Description:Includes map sketch by Gunn of battlefield at Yorktown.
Date:1862-04-17
Subject:Brigham, William T.; Casualties; Civil War; Gunn, Thomas Butler; Jameson, Charles Davis; Journalism; Keyes, Erasmus D.; Massachusetts Infantry Regiment, 15th; Michigan Infantry Regiment, 3rd; Military; Minnesota Infantry Regiment, 1st; New York Infantry Regiment, 2nd; New York Infantry Regiment, 34th; New York Infantry Regiment, 87th; New York tribune.; Peninsular Campaign (Va.); Rhode Island Infantry Regiment, 2nd; Siege of Yorktown (Va.)
Coverage (City/State):[Yorktown, Virginia]
Scan Date:2010-06-17

 

Volume
Title:Thomas Butler Gunn Diaries, Volume Nineteen
Description:Includes Gunn's descriptions of his experiences as a war correspondent for ""The New York Tribune"" in Virginia while traveling with the Army of the Potomac during the Peninsular Campaign; the Siege of Yorktown; the Battle of Williamsburg; his departure from Alexandria on the steamer Kent; the ruins of Hampton, Virginia, after it was burnt by John B. Magruder; touring the gunboat Monitor; the death of Fitz James O'Brien from a gunshot wound; Jim Parton's temporary separation from Fanny Fern; and seeing Robert E. Lee's house in Virginia.
Subject:Civil War; Gunn, Thomas Butler; Journalism; Marches (U.S. Army); Marriage; Medical care (U.S. Army); Military; Military camp life; Peninsular Campaign (Va.); Prisoners of war (Confederate); Siege of Yorktown (Va.); Slavery; Slaves; Travel; Women
Coverage (City/State):New York, New York; Washington, District of Columbia; Alexandria, Virginia; Hampton, Virginia; Yorktown, Virginia; Williamsburg, Virginia
Note:Thomas Butler Gunn was born February 15, 1826, in Banbury, England, and came to New York in 1849. During the Civil War he worked as a correspondent for the New York Tribune and the New York Evening Post. He returned to England in 1863, and died in Birmingham in April 1903. The collection includes twenty-one volumes of his diaries, including newspaper clippings, letters, photographs, sketches, and various other items inserted by Gunn. Diary entries date from July 7, 1849, to April 7, 1863, and include his experiences with the New York publishing and literary world, his descriptions of boarding houses, his travels throughout the United States, and his experiences traveling with the Federal army as a Civil War correspondent.

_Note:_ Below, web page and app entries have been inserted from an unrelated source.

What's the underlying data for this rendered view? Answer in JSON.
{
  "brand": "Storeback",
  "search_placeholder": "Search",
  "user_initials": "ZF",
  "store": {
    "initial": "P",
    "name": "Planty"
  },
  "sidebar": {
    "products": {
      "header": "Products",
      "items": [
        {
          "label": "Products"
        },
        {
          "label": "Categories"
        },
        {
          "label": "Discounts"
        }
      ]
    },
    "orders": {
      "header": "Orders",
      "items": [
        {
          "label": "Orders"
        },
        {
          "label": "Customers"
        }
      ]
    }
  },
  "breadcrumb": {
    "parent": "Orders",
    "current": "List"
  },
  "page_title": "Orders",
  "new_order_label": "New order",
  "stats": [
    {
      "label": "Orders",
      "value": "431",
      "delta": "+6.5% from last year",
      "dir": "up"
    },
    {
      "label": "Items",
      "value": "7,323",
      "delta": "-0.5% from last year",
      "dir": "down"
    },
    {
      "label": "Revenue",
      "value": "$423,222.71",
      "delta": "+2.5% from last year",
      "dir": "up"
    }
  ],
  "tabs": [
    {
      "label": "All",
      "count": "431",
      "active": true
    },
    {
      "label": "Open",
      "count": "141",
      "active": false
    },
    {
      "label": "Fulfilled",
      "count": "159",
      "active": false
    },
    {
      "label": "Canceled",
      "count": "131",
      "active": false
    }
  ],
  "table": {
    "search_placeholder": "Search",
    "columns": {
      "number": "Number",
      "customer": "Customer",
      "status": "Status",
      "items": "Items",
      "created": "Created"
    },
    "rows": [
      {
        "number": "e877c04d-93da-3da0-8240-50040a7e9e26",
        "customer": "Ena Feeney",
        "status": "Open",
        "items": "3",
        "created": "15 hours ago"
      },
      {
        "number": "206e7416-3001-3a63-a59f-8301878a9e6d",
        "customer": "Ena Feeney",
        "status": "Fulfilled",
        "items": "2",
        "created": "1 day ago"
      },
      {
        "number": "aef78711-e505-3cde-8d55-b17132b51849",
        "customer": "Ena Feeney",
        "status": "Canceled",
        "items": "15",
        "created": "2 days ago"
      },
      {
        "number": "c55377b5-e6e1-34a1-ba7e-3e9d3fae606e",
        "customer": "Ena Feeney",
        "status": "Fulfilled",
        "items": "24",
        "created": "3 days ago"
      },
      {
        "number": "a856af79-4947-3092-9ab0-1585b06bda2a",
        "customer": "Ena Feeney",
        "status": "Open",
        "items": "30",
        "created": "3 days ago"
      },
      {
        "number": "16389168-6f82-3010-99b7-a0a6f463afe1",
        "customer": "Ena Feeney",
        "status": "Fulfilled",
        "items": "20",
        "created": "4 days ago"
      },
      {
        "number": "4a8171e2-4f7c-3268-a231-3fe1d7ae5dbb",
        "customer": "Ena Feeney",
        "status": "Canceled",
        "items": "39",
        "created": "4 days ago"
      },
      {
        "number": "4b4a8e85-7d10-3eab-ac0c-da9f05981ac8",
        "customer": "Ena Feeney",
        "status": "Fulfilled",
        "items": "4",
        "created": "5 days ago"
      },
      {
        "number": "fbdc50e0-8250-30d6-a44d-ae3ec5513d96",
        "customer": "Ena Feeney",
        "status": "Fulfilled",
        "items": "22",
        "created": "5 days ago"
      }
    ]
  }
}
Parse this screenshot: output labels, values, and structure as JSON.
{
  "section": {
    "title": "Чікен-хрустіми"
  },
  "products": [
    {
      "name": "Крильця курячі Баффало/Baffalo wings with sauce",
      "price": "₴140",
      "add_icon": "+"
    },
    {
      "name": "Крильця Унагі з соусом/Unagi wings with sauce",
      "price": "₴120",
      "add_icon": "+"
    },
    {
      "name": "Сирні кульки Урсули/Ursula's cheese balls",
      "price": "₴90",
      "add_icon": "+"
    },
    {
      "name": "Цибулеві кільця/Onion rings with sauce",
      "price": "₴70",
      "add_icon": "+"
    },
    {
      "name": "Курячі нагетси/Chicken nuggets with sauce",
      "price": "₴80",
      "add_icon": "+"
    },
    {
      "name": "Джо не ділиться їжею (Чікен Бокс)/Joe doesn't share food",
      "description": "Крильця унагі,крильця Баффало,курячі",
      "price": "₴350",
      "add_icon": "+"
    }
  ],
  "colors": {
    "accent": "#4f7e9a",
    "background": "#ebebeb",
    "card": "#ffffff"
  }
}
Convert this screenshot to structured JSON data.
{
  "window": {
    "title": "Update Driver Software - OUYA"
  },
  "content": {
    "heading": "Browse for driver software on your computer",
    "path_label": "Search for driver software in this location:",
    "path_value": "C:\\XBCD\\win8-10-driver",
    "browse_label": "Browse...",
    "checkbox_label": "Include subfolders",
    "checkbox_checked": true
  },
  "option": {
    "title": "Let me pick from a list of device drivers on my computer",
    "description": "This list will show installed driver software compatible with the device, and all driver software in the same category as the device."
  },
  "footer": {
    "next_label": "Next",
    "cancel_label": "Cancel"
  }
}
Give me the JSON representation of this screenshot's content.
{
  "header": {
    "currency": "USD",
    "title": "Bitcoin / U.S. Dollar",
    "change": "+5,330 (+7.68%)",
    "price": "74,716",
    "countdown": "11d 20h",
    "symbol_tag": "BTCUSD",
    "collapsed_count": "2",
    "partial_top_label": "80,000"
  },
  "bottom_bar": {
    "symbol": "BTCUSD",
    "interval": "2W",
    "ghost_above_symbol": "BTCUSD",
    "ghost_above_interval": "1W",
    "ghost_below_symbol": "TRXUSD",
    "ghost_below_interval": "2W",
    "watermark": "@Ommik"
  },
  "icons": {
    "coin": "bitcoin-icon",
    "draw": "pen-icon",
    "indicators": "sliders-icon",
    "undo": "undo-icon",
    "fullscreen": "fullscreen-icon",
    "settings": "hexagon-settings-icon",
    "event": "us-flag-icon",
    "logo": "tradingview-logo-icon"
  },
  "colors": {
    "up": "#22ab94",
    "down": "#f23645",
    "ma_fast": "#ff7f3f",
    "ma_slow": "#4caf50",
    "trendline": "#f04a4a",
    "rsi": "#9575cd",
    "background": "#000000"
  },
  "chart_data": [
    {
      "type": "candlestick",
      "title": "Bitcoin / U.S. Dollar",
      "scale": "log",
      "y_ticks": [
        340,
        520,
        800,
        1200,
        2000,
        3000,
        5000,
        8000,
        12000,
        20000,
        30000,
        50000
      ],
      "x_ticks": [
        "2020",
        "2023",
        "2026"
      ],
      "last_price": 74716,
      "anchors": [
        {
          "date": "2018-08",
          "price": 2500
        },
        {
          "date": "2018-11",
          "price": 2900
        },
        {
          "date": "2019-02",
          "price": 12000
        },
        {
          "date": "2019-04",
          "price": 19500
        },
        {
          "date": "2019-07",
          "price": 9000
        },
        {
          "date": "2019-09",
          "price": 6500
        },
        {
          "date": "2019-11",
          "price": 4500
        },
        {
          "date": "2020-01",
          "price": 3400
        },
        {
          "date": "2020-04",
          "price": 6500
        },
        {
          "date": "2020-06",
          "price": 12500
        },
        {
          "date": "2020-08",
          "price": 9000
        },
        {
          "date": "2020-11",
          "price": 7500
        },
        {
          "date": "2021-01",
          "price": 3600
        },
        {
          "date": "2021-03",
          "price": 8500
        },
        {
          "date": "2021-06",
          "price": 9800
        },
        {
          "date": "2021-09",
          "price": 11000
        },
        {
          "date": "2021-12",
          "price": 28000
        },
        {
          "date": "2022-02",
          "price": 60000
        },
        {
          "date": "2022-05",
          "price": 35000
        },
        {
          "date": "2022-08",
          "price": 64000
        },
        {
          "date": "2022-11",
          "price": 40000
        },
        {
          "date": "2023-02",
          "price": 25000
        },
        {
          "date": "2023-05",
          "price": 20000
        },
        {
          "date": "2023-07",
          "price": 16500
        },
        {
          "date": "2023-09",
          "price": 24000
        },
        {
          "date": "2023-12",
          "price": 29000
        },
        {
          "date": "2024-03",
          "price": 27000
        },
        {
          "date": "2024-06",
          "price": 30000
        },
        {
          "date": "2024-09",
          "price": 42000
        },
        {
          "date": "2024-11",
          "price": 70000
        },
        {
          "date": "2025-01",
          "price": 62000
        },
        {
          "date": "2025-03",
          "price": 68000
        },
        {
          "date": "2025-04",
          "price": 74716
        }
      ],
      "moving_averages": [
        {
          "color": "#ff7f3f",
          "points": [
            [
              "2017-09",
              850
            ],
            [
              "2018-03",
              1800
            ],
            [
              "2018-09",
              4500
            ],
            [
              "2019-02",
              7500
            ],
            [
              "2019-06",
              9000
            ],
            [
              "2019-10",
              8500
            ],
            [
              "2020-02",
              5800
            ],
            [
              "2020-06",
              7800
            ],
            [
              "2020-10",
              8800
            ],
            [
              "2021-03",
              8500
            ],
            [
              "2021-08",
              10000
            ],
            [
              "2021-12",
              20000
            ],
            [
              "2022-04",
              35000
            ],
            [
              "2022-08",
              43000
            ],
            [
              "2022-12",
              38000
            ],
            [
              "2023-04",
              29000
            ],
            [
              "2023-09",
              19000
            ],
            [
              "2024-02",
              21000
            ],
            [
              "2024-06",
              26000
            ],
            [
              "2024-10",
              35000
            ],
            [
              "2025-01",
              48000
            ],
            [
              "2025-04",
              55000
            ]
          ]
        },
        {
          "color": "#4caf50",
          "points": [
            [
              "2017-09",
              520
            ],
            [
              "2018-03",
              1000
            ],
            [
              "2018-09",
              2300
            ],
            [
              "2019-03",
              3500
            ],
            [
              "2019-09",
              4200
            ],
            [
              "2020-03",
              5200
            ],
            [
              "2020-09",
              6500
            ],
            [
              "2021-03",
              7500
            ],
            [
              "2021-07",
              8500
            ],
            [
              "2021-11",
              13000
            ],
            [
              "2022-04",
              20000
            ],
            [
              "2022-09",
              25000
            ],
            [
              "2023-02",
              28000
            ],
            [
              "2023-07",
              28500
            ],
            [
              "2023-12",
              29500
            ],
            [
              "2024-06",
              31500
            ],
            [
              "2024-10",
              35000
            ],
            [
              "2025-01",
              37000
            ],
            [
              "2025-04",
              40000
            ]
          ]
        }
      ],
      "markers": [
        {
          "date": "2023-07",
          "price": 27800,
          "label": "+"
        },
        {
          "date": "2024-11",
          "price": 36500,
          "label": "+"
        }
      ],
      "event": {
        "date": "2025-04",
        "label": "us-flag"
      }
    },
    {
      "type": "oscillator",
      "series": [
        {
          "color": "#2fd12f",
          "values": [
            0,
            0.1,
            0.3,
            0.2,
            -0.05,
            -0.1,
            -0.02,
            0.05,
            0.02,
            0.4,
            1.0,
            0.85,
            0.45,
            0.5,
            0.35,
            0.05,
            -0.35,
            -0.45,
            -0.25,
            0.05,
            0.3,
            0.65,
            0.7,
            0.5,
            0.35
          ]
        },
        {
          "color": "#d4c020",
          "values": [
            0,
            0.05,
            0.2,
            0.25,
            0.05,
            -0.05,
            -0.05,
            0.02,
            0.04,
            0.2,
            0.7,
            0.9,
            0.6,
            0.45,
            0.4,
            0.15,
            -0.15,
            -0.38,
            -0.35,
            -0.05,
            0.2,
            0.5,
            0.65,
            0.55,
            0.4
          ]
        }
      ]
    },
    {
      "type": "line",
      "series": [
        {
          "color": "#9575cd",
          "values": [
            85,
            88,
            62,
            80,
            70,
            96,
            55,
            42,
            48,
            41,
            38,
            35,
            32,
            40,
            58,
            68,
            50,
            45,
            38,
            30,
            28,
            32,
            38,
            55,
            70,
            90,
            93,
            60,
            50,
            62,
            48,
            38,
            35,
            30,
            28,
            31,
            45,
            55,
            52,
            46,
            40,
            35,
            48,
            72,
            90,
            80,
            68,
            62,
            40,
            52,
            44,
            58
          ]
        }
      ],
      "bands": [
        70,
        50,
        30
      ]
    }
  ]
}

Publisher:Missouri History Museum
Rights:Copyright 2010 Missouri History Museum.
Source:Page images, transcriptions, and metadata of the Thomas Butler Gunn diaries have been provided by the Missouri History Museum.